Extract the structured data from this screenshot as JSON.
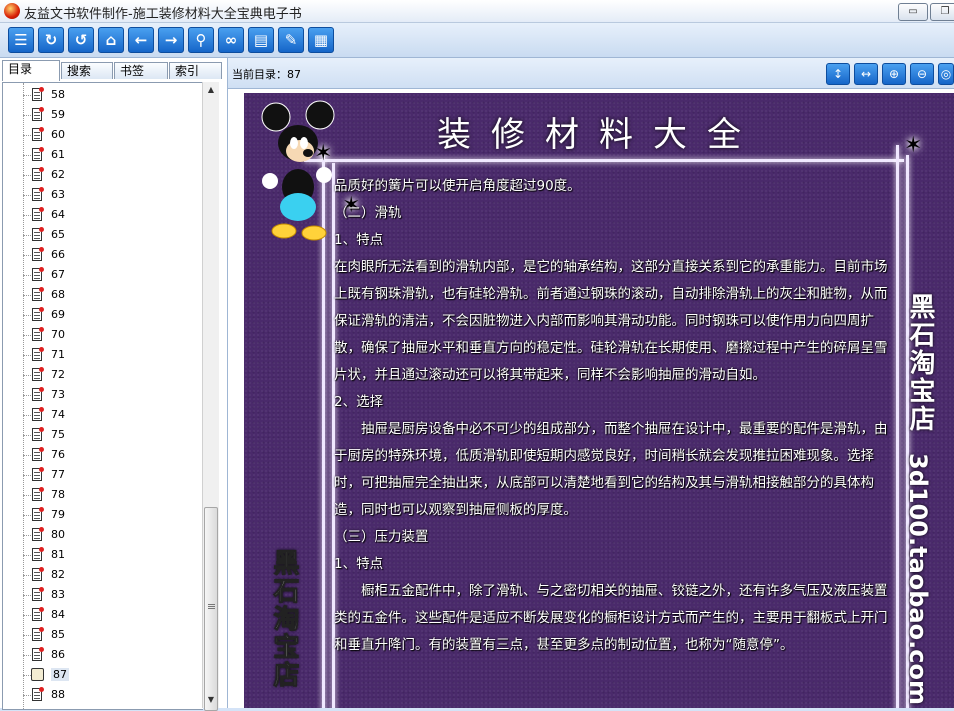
{
  "window": {
    "title": "友益文书软件制作-施工装修材料大全宝典电子书",
    "min_label": "▭",
    "restore_label": "❐"
  },
  "toolbar": {
    "buttons": [
      {
        "name": "toc-icon",
        "glyph": "☰"
      },
      {
        "name": "refresh-icon",
        "glyph": "↻"
      },
      {
        "name": "undo-icon",
        "glyph": "↺"
      },
      {
        "name": "home-icon",
        "glyph": "⌂"
      },
      {
        "name": "back-icon",
        "glyph": "←"
      },
      {
        "name": "forward-icon",
        "glyph": "→"
      },
      {
        "name": "search-icon",
        "glyph": "⚲"
      },
      {
        "name": "link-icon",
        "glyph": "∞"
      },
      {
        "name": "note-icon",
        "glyph": "▤"
      },
      {
        "name": "edit-icon",
        "glyph": "✎"
      },
      {
        "name": "bookmark-icon",
        "glyph": "▦"
      }
    ]
  },
  "sidebar": {
    "tabs": [
      "目录",
      "搜索",
      "书签",
      "索引"
    ],
    "items": [
      "58",
      "59",
      "60",
      "61",
      "62",
      "63",
      "64",
      "65",
      "66",
      "67",
      "68",
      "69",
      "70",
      "71",
      "72",
      "73",
      "74",
      "75",
      "76",
      "77",
      "78",
      "79",
      "80",
      "81",
      "82",
      "83",
      "84",
      "85",
      "86",
      "87",
      "88"
    ],
    "selected": "87"
  },
  "reader_header": {
    "current_label": "当前目录：",
    "current_value": "87",
    "buttons": [
      {
        "name": "fit-height-icon",
        "glyph": "↕"
      },
      {
        "name": "fit-width-icon",
        "glyph": "↔"
      },
      {
        "name": "zoom-in-icon",
        "glyph": "⊕"
      },
      {
        "name": "zoom-out-icon",
        "glyph": "⊖"
      },
      {
        "name": "zoom-reset-icon",
        "glyph": "◎"
      }
    ]
  },
  "page": {
    "title": "装修材料大全",
    "brand_vertical": "黑石淘宝店",
    "brand_url": "3d100.taobao.com",
    "paragraphs": [
      {
        "text": "品质好的簧片可以使开启角度超过90度。",
        "indent": false
      },
      {
        "text": "（二）滑轨",
        "indent": false
      },
      {
        "text": "1、特点",
        "indent": false
      },
      {
        "text": "在肉眼所无法看到的滑轨内部，是它的轴承结构，这部分直接关系到它的承重能力。目前市场上既有钢珠滑轨，也有硅轮滑轨。前者通过钢珠的滚动，自动排除滑轨上的灰尘和脏物，从而保证滑轨的清洁，不会因脏物进入内部而影响其滑动功能。同时钢珠可以使作用力向四周扩散，确保了抽屉水平和垂直方向的稳定性。硅轮滑轨在长期使用、磨擦过程中产生的碎屑呈雪片状，并且通过滚动还可以将其带起来，同样不会影响抽屉的滑动自如。",
        "indent": false
      },
      {
        "text": "2、选择",
        "indent": false
      },
      {
        "text": "抽屉是厨房设备中必不可少的组成部分，而整个抽屉在设计中，最重要的配件是滑轨，由于厨房的特殊环境，低质滑轨即使短期内感觉良好，时间稍长就会发现推拉困难现象。选择时，可把抽屉完全抽出来，从底部可以清楚地看到它的结构及其与滑轨相接触部分的具体构造，同时也可以观察到抽屉侧板的厚度。",
        "indent": true
      },
      {
        "text": "（三）压力装置",
        "indent": false
      },
      {
        "text": "1、特点",
        "indent": false
      },
      {
        "text": "橱柜五金配件中，除了滑轨、与之密切相关的抽屉、铰链之外，还有许多气压及液压装置类的五金件。这些配件是适应不断发展变化的橱柜设计方式而产生的，主要用于翻板式上开门和垂直升降门。有的装置有三点，甚至更多点的制动位置，也称为“随意停”。",
        "indent": true
      }
    ]
  }
}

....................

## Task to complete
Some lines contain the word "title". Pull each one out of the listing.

## Your solution
    "title": "友益文书软件制作-施工装修材料大全宝典电子书",
    "title": "装修材料大全",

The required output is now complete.